Despite Canada’s widely appraised free health care system and high standard of living, the homeless population in Toronto – one of the largest metropolitan cities in this country – suffers from unmet health care needs. A staggering 5453 people are homeless every night, with 29,000 individuals making use of a homeless shelter each year.Due to barriers in accessibility to adequate health care, approximately 17 % of this population is at a heightened risk for severe health complications, in the arena of both mental and physical illness.
The crowded living conditions of homeless shelters can significantly predispose such individuals to various contractible infections such as tuberculosis, rabies and lice. Exposure of the feet to moisture and cold for extended periods of time due to inadequate footwear has been proven to increase the acquisition of cellulitis, venous stasis and fungal infections.Health complications such as seizures, chronic pulmonary diseases, arthritis and musculoskeletal disorders have also been shown to be increasingly prevalent in homeless populations.
Furthermore, the prevalence of mental illness and substance abuse is particular higher among the homeless population, in comparison to the general population.This is related to the exacerbation of pre-existing mental health conditions by the stressors and tribulations of homelessness. Moreover, a study conducted by Dr. Stephen Hwang at St. Michael’s Hospital showed that 38% of homeless individuals experienced mental health concerns, with 29% percent being a victim of assault. This statistic alone exemplifies the high vulnerability of this group and thus, the extra resources and increased efforts that should be put into fulfilling its health care needs.
However, when evaluating the disparity of health care received by the homeless population, it is important to understand that the major problem lies in the health care delivery system, rather than the free health insurance system.
Increasingly prevalent barriers to primary health care services include the lack of transportation to clinics, rehabilitation centers and primary mental health services. Moreover, the lack of insurance benefits prevents homeless individuals from accessing required prescriptions, as they cannot afford the cost of such medications from their own pocket. This further contributes to the elevated severity of health conditions within the homeless population as the maintenance of stable health conditions is negatively impacted. In fact, a survey conducted in 2015 revealed that 72% of homeless individuals in Toronto diagnosed with diabetes experienced difficulty in effectively managing their condition. It has been understood that this may be due to the inaccessibility to specific dietary regulations, physical activity, medication and follow ups required in the treatment regime for such conditions. Coupled with the daily stressors associated with homelessness, managing a diabetic condition along with other health concerns is often under-prioritized by homeless individuals.
Shockingly, a study conducted on the homeless population revealed that 32% of homeless adults do not have a primary health-care physician. Since one’s family physician is the first point of contact in regards to emerging health concerns, this represents a major drawback for homeless individuals. Moreover, many homeless individuals are unable to access primary health care services due to a lost or stolen health insurance card.

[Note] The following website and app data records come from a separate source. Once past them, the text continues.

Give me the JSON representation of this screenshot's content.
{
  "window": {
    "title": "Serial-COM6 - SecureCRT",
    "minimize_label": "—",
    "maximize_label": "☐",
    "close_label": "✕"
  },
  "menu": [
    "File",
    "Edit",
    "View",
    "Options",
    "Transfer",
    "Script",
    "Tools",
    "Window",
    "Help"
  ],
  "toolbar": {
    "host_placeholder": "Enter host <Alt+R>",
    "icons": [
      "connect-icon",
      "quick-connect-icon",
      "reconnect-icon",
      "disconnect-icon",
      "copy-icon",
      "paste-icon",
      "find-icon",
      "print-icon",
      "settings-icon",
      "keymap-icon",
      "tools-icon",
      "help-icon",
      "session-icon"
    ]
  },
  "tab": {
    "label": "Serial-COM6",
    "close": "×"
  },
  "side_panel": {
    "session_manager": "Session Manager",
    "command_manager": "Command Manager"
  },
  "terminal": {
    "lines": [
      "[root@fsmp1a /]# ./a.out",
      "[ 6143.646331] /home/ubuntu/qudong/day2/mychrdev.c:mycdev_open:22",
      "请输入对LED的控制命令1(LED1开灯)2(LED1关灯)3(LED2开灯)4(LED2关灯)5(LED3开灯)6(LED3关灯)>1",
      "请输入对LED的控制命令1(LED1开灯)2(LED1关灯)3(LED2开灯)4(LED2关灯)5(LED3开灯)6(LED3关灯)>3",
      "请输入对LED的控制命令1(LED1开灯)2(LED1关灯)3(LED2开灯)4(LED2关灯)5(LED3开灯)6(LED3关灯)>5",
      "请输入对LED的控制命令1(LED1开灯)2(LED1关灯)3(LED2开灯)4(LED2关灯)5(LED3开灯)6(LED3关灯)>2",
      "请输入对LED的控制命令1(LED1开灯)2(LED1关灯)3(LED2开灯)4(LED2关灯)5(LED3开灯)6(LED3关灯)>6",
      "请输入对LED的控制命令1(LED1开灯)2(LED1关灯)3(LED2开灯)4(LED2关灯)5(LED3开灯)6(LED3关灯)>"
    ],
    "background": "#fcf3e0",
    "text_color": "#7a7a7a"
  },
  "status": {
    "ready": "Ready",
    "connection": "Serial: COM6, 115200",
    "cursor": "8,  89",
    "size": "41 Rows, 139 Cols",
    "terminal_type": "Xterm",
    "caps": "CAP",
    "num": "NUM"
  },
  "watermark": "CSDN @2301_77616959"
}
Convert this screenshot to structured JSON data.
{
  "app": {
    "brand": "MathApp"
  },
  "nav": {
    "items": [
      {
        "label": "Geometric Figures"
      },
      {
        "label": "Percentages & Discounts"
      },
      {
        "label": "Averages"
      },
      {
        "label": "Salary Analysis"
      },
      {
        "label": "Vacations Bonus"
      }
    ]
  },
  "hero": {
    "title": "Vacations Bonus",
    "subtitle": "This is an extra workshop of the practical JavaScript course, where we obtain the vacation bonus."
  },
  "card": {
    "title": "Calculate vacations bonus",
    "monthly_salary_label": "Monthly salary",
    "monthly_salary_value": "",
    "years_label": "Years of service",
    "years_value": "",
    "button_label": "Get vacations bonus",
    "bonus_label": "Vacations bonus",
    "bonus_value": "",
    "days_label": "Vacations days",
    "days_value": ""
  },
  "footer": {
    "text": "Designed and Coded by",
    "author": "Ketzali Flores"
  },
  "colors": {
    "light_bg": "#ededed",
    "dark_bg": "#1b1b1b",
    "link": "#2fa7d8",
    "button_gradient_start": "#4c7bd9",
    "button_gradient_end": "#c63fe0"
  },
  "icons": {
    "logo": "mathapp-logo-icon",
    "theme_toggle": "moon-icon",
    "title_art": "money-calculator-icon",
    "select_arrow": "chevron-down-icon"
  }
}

Furthermore, psychological barriers also play a significant role in preventing homeless individuals from accessing the health care services they are entitled to. Lack of empathy and understanding from health care providers invokes feelings of shame, low-esteem and worthlessness in homeless individuals. A recent study group interviewed homeless individuals in Calgary and found that such individuals were prone to ample discrimination as others automatically associated them with negatively perceived behaviors such as abusing drugs and partaking in criminal activities. Such stereotypical behavior from health care providers can take a toll on the mental health of these individuals, preventing them from seeking necessary health care and considering it a priority.
Therefore, there is a pressing need to structure health care delivery systems in a manner that specifically addresses the health concerns of the homeless. Implementing teams of health care providers in shelters, drop-in centers and mobile health units is one proposed solution. Additionally, interventions such as educating the homeless in strategies to lower health risks have also been suggested as a means to encourage the homeless to take a proactive role in their health.
However, like all societal shortcomings, the most effective solution lies in targeting the root cause of the problem; that is, eliminating homelessness altogether. Analyzing the homeless population of Toronto reveals that significant portions of this population consists of seniors, immigrants and Aboriginals; individuals that are already considered a vulnerable group in the non-homeless population. Coupled with stressors such as rising tax rates, increasing wait times for subsidizing housing and decreasing unemployment rates, more and more individuals are becoming predisposed to homelessness. Consequently, interventions impacting the quality of life and socioeconomic conditions for this marginalized population should be implemented to ultimately eliminate homelessness and the dwindling health that it is related to.
By Ritika Arora
Please note that opinions expressed are the author’s own. They do not necessarily reflect the views and values of The Blank Page.